But people’s perceptions might change a bit if they look at some new rankings that have come out recently.

How about a state that ranks above Mississippi and Alabama, yes, but also Nevada and North Carolina? And that is not by subjective measures, but by a respected and nationally administered test?

A new report from the ACT organization in Iowa said Louisiana is 43rd among the states for its college-readiness score. But that data includes states where only the best students take the test, which is voluntary in most of the country. Obviously, those are a self-selected category of college-bound students. In many states, too, students might opt for the SAT, another college readiness exam.

All that said, here is the good news: Among the 17 states where all students take the ACT, Louisiana ranked 10th and ahead of a number of states. Those include Arkansas, Oklahoma, Alabama, North Carolina, South Carolina, Mississippi and Nevada.

Not as bad as might be expected, and the result of a slow but steady progression in ACT scores by Louisiana students.

State officials announced that public high school students had a composite score of 19.6, up from 19.5 last year. The ACT rankings list Louisiana's composite as 19.5 because it includes both public and private school students, and relies on the last score.

State officials use only public student results and the best score, which is why the scores differ slightly.

Small score gains add up.

Manifestly, the report is not a cause for a parade.
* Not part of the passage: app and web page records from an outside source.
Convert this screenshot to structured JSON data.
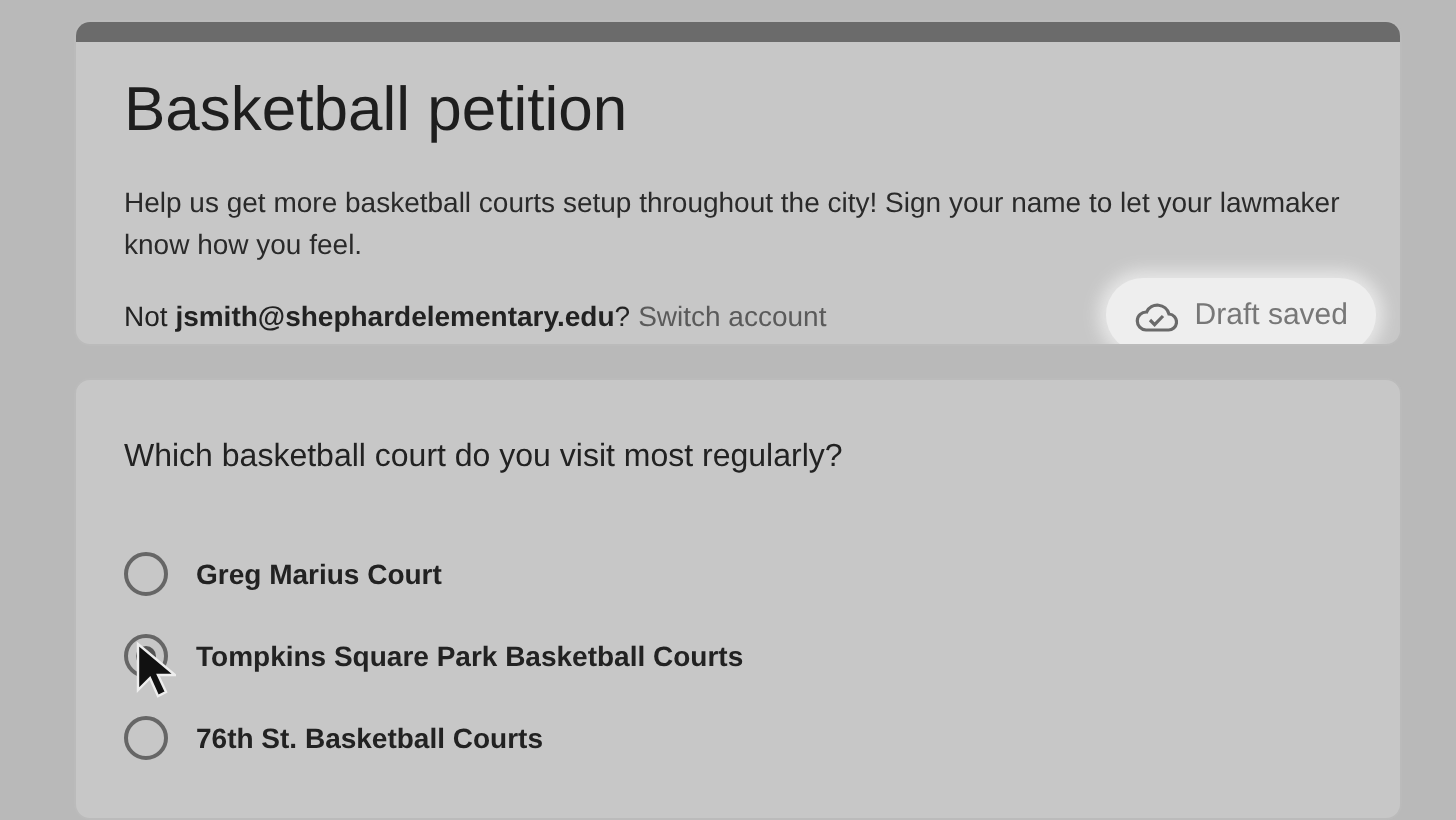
{
  "header": {
    "title": "Basketball petition",
    "description": "Help us get more basketball courts setup throughout the city! Sign your name to let your lawmaker know how you feel.",
    "account_line": "Not **jsmith@shephardelementary.edu**?",
    "switch_account": "Switch account",
    "draft_status": "Draft saved"
  },
  "question": {
    "text": "Which basketball court do you visit most regularly?",
    "options": [
      {
        "label": "Greg Marius Court",
        "selected": false
      },
      {
        "label": "Tompkins Square Park Basketball Courts",
        "selected": true
      },
      {
        "label": "76th St. Basketball Courts",
        "selected": false
      }
    ]
  }
}
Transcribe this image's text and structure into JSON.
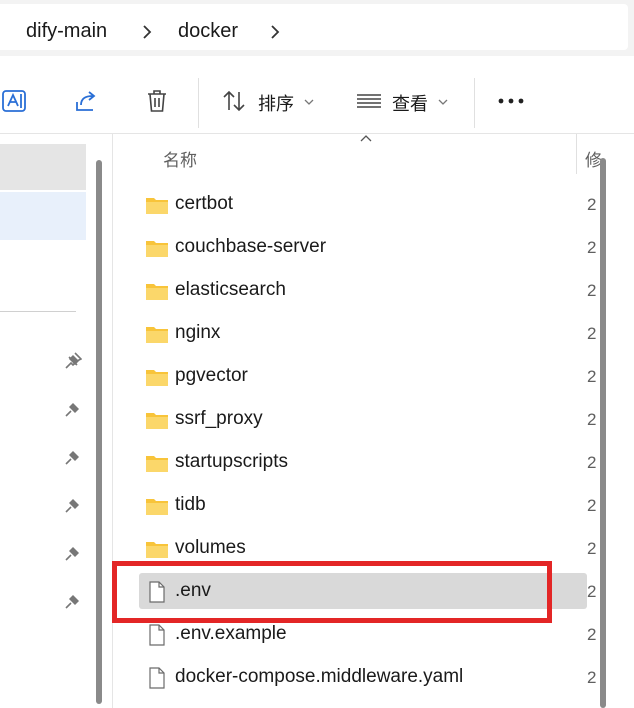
{
  "breadcrumb": {
    "items": [
      "dify-main",
      "docker"
    ]
  },
  "toolbar": {
    "sort_label": "排序",
    "view_label": "查看",
    "icons": [
      "rename-icon",
      "share-icon",
      "delete-icon",
      "sort-icon",
      "view-icon",
      "more-icon"
    ]
  },
  "list": {
    "column_name": "名称",
    "column_second": "修",
    "selected_item": ".env",
    "items": [
      {
        "name": "certbot",
        "type": "folder",
        "trail": "2"
      },
      {
        "name": "couchbase-server",
        "type": "folder",
        "trail": "2"
      },
      {
        "name": "elasticsearch",
        "type": "folder",
        "trail": "2"
      },
      {
        "name": "nginx",
        "type": "folder",
        "trail": "2"
      },
      {
        "name": "pgvector",
        "type": "folder",
        "trail": "2"
      },
      {
        "name": "ssrf_proxy",
        "type": "folder",
        "trail": "2"
      },
      {
        "name": "startupscripts",
        "type": "folder",
        "trail": "2"
      },
      {
        "name": "tidb",
        "type": "folder",
        "trail": "2"
      },
      {
        "name": "volumes",
        "type": "folder",
        "trail": "2"
      },
      {
        "name": ".env",
        "type": "file",
        "trail": "2"
      },
      {
        "name": ".env.example",
        "type": "file",
        "trail": "2"
      },
      {
        "name": "docker-compose.middleware.yaml",
        "type": "file",
        "trail": "2"
      }
    ]
  },
  "colors": {
    "highlight": "#e32626",
    "folder": "#f8c43a",
    "selected_row": "#d9d9d9"
  }
}
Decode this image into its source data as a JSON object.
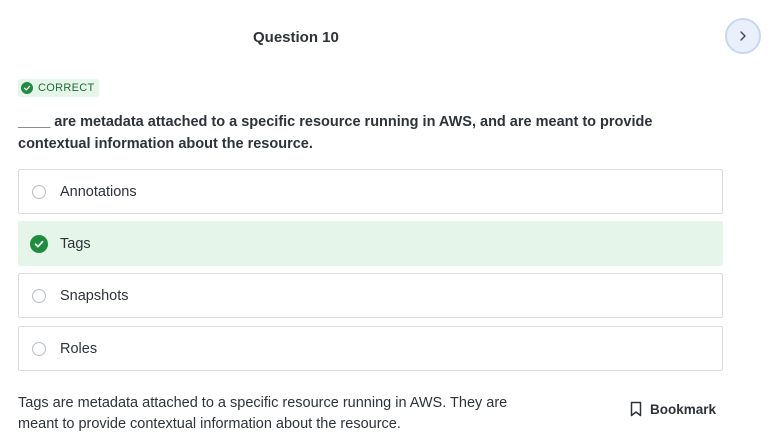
{
  "header": {
    "question_title": "Question 10"
  },
  "status": {
    "badge_label": "CORRECT",
    "color": "#1e8e3e"
  },
  "question": {
    "text": "____ are metadata attached to a specific resource running in AWS, and are meant to provide contextual information about the resource."
  },
  "options": [
    {
      "label": "Annotations",
      "state": "unselected"
    },
    {
      "label": "Tags",
      "state": "correct"
    },
    {
      "label": "Snapshots",
      "state": "unselected"
    },
    {
      "label": "Roles",
      "state": "unselected"
    }
  ],
  "explanation": {
    "text": "Tags are metadata attached to a specific resource running in AWS. They are meant to provide contextual information about the resource."
  },
  "actions": {
    "bookmark_label": "Bookmark",
    "next_icon": "chevron-right-icon"
  }
}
The U.S. average is 21 among the states, including the District of Columbia. In Minnesota, all students take the test and their average is 21.5.

So there is a great deal of work to do.

But as Superintendent John White said, Louisiana is among the top three in the South among the states where the ACT is a universal requirement.

The state Board of Elementary and Secondary Education passed the 100 percent policy in 2012. While it is a specific college-readiness measurement, the mandate was intended to encourage more students to look beyond high school, toward post-secondary education in a community college, or in technical job training.

Scores may fluctuate, but the day-in and day-out work of students and their teachers is showing progress in Louisiana public education.